- Olympus M.Zuiko Digital ED 17mm f/1.2 PRO Lens – B&H
- Olympus M.Zuiko Digital 17mm f/1.8 Lens – B&H
- Olympus M.Zuiko Digital ED 25mm f/1.2 PRO Lens – B&H
- Olympus M.Zuiko Digital 25mm f/1.8 Lens – B&H
- Olympus M.Zuiko Digital ED 45mm f/1.2 PRO Lens – B&H
- Olympus M.Zuiko Digital 45mm f/1.8 Lens – B&H
- Panasonic Leica DG Summilux 25mm f/1.4 ASPH. Lens – B&H
- Sensei Pro Aluminium or Brass Step-Up Rings – B&H
- SLR Magic 82mm Self-Locking Variable Neutral Density 0.4 to 1.8 Filter (1.3 to 6 Stops) – B&H
- SLR Magic 86mm Solid Neutral Density 1.2 Image Enhancer Filter (4 Stop) – B&H – add this to the SLR Magic variable ND above to convert its density range to 5.3-10 stops instead of 1.3-6 stops.

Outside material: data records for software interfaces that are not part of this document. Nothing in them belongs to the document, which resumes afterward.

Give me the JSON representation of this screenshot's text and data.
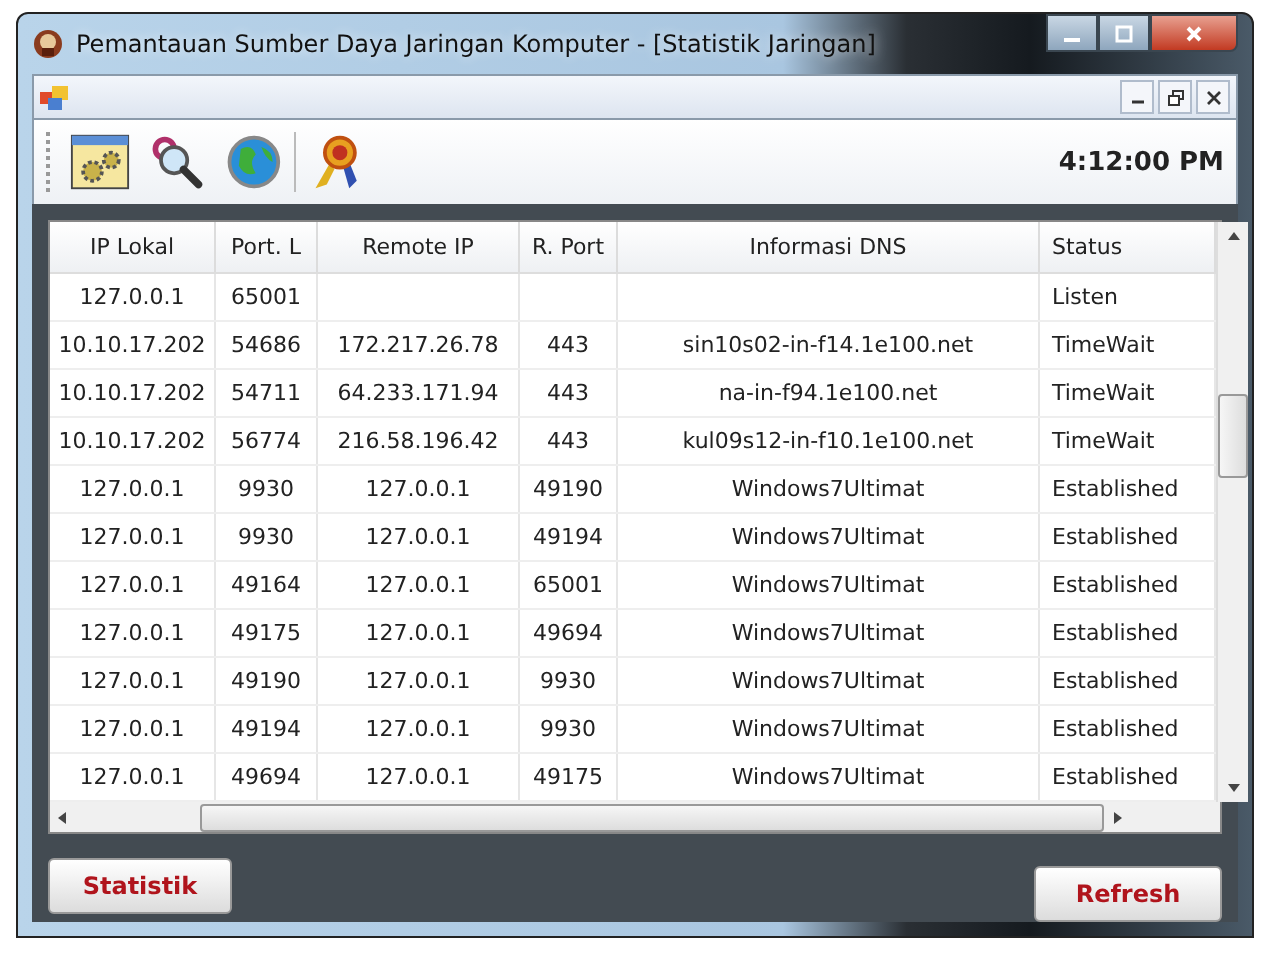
{
  "window": {
    "title": "Pemantauan Sumber Daya Jaringan Komputer - [Statistik Jaringan]"
  },
  "toolbar": {
    "clock": "4:12:00 PM"
  },
  "table": {
    "columns": [
      "IP Lokal",
      "Port. L",
      "Remote IP",
      "R. Port",
      "Informasi DNS",
      "Status"
    ],
    "rows": [
      [
        "127.0.0.1",
        "65001",
        "",
        "",
        "",
        "Listen"
      ],
      [
        "10.10.17.202",
        "54686",
        "172.217.26.78",
        "443",
        "sin10s02-in-f14.1e100.net",
        "TimeWait"
      ],
      [
        "10.10.17.202",
        "54711",
        "64.233.171.94",
        "443",
        "na-in-f94.1e100.net",
        "TimeWait"
      ],
      [
        "10.10.17.202",
        "56774",
        "216.58.196.42",
        "443",
        "kul09s12-in-f10.1e100.net",
        "TimeWait"
      ],
      [
        "127.0.0.1",
        "9930",
        "127.0.0.1",
        "49190",
        "Windows7Ultimat",
        "Established"
      ],
      [
        "127.0.0.1",
        "9930",
        "127.0.0.1",
        "49194",
        "Windows7Ultimat",
        "Established"
      ],
      [
        "127.0.0.1",
        "49164",
        "127.0.0.1",
        "65001",
        "Windows7Ultimat",
        "Established"
      ],
      [
        "127.0.0.1",
        "49175",
        "127.0.0.1",
        "49694",
        "Windows7Ultimat",
        "Established"
      ],
      [
        "127.0.0.1",
        "49190",
        "127.0.0.1",
        "9930",
        "Windows7Ultimat",
        "Established"
      ],
      [
        "127.0.0.1",
        "49194",
        "127.0.0.1",
        "9930",
        "Windows7Ultimat",
        "Established"
      ],
      [
        "127.0.0.1",
        "49694",
        "127.0.0.1",
        "49175",
        "Windows7Ultimat",
        "Established"
      ]
    ]
  },
  "buttons": [
    "Statistik",
    "Refresh"
  ]
}
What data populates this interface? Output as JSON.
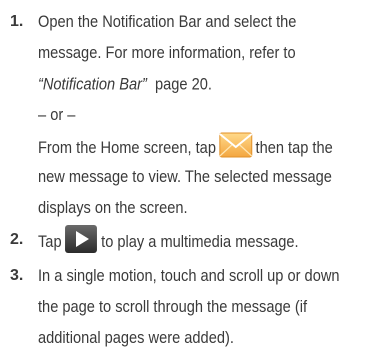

- XUME Lens Adapter and Filter Holder Pro Kit – B&H